What you should do >> Determine the number of lines in the listing below where the string "JSON" occurs; answer with the number alone.

** The data follows **

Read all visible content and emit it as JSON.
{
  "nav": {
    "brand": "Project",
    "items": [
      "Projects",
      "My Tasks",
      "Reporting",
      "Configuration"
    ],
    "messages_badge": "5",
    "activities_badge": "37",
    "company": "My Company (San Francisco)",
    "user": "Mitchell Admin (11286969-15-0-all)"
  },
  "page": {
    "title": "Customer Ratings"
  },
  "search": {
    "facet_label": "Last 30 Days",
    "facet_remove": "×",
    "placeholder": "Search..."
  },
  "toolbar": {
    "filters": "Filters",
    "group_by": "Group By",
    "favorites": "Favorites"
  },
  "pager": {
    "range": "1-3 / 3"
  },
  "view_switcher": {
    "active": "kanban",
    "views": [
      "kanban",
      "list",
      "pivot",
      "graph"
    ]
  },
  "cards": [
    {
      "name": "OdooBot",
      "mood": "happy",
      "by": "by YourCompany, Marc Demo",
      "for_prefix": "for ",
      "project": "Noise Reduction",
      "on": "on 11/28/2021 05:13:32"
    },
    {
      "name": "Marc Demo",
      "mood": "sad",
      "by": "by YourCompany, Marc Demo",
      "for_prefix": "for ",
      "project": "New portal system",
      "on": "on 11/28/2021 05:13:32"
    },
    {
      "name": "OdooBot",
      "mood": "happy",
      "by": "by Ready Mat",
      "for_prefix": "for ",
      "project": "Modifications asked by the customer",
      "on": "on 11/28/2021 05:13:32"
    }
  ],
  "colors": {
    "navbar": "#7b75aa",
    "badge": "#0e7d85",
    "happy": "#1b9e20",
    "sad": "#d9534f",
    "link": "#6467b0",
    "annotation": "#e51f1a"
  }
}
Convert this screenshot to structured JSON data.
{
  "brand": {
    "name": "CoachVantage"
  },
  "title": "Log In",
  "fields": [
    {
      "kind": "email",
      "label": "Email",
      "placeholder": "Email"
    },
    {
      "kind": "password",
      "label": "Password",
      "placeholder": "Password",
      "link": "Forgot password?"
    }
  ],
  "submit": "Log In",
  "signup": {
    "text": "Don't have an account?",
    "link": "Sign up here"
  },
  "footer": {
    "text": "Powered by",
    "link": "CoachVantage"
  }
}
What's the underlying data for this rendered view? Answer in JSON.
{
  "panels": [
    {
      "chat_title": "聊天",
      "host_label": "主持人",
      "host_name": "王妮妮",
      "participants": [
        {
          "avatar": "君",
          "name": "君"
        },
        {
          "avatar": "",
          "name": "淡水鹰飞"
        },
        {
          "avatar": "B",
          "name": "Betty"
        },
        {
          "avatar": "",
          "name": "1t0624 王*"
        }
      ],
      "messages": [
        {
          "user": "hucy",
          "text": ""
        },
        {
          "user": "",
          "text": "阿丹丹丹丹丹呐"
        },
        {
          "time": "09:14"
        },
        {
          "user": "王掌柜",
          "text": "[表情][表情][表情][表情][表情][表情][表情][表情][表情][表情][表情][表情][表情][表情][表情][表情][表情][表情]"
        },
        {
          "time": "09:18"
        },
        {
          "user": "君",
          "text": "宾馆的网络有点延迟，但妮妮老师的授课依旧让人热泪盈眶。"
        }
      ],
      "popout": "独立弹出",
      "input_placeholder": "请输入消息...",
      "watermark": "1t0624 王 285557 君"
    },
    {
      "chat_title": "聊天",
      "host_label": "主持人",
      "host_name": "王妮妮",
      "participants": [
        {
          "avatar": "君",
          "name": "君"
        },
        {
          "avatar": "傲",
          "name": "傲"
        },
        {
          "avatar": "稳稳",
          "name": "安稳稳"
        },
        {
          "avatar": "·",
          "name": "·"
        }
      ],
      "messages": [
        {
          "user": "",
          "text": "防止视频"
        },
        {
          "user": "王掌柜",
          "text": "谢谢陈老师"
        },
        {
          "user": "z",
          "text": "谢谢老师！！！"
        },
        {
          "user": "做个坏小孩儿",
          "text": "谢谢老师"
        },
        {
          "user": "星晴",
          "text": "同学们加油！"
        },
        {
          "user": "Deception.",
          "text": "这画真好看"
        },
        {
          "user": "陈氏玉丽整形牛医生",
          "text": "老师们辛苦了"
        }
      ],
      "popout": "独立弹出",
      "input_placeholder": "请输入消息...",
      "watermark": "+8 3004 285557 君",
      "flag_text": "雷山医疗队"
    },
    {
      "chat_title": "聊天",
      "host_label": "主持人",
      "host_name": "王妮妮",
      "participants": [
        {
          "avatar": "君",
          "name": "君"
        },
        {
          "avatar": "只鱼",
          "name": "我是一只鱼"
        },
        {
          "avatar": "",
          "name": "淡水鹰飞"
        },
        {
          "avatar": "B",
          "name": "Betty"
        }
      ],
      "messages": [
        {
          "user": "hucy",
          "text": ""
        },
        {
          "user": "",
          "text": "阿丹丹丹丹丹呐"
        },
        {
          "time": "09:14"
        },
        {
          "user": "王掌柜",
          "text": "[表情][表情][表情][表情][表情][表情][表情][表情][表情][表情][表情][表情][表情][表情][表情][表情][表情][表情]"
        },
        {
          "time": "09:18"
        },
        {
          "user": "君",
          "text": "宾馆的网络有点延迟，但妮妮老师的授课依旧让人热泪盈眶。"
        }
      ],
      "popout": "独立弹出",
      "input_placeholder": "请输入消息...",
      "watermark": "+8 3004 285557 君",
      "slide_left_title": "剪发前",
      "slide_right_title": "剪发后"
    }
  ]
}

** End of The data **

Solution for this task >> 3